One of the more distinguished officers of the British Navy buried in the English cemetery at Gamboa is Sir Michael Seymour, 1st Baronet, KCB. After a long career in the navy, he became Commissioner of Portsmouth Dockyard, but after the post was abolished, was promoted to Rear-Admiral, and appointed to command the South America Station. He received a pension of £300 for the loss of his arm (see below). He died in Rio en route to the station, which was not based in Rio, in fact it handled matters for the Royal Navy on the other side of the continent. The South America Station was one of the geographical divisions into which the Royal Navy divided its worldwide responsibilities. It was established in the early nineteenth century to support British interests along the eastern shores of the Pacific Ocean at Valparaíso, Chile. In 1834 the Station hosted a visit by the survey ship HMS Beagle on her second voyage. In 1837 the South America Station was renamed the Pacific Station, often referred to as the Pacific Squadron.

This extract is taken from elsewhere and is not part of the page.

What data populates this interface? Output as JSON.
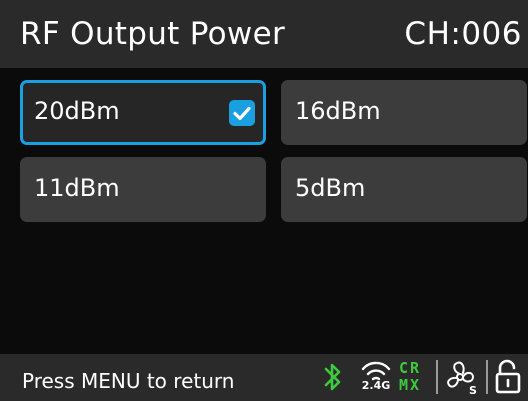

Seymour was already in poor health on his departure from England, and died at Rio de Janeiro on 9 July 1834. He was buried at Cemiterio Dos Ingleses, Gamboa on 15 July in a large funeral attended by English, French, American and Spanish officers, and other civilian officials. As a gesture of respect, the national flags on the ships in the harbour were flown at half-mast, and salutes were fired. A memorial was later erected in his memory at St Ann’s Church, Portsmouth.

Seymour was born in Palace, County Limerick on 8 November 1768, the second son of Reverend John Seymour and his wife Griselda. He joined the navy at the age of 12, serving as a midshipman aboard the sloop-of-war HMS Merlin, in the English Channel, under Captain James Luttrell. Seymour moved with Luttrell to HMS Portland in 1781. The Portland was then serving as the flagship of Rear-Admiral Richard Edwards, then the commander-in-chief at Newfoundland. Edwards was replaced by Vice-Admiral John Campbell in 1782, and both Luttrell and Seymour moved aboard HMS Mediator. The Mediator then returned to Britain to cruise off the French coast.

On 12 December 1782 the Mediator pursued five French frigates in the Bay of Biscay. The French formed a line of battle, confident in their superior numbers, but Luttrell engaged them, breaking their line. He overhauled one and captured her, the 24-gun Alexander, with 120 crew aboard. The remainder then fled, pursued by Luttrell. They then split up, forcing Luttrell to choose to remain with the largest. He eventually caught up with her and brought her to battle. The enemy, the 34-gun Menegere with 212 men aboard, was forced to surrender. Luttrell began the return voyage to England with his prizes, having to deal with an attempted uprising amongst his French prisoners part way through the voyage on 14 December. Despite having only 190 men to deal with 340 prisoners, the rising was quashed without bloodshed. Seymour remained aboard the Mediator until 1783, when he moved to HMS Ganges. He eventually served on a number of different ships, before receiving his commission as a lieutenant in 1790. He joined HMS Magnificent that year, but left when she was paid off in 1791.

Seymour returned to service with the outbreak of the French Revolutionary Wars in 1793, serving aboard HMS Marlborough under George Cranfield-Berkeley. The Marlborough formed part of the fleet under Lord Howe, and Seymour was thus present at the Glorious First of June, 1794. During the battle, the Marlborough came under attack from three French warships, the 78-gun Impétueux, the 74-gun Mucius and the 120-gun Montagne. The Marlborough was heavily damaged but resisted French attempts to capture her. During the battle Seymour’s left arm was shot off.

Seymour recovered from his wound, and was promoted to commander. He received his first command in mid 1796, that of the sloop HMS Spitfire. He spent the next several years cruising in the Channel and off the French coast, before being promoted to Post-Captain on 11 August 1800. On 10 November 1808 he came across the 40-gun French frigate Thetis, and after a hard fought battle, captured her. In recognition of this act Seymour received a medal from King George III, a 100 guinea piece of plate from the Lloyd’s Patriotic Fund, and the Freedom of the Cities of Cork and Limerick. On 6 April 1809 he engaged and captured the 44-gun frigate Niemen. For this he was created a baronet the following month.

Seymour then served on the Walcheren Campaign, and on its conclusion was appointed to command his prize, HMS Niemen, which had subsequently been taken into the navy. He then commanded the 74-gun HMS Hannibal, and on 26 May 1814 he captured the 44-gun Sultane. He was nominated a Knight Commander of the Order of the Bath in January 1815 and moved aboard the Royal Yacht several years later.

(Much of the information courtesy Google)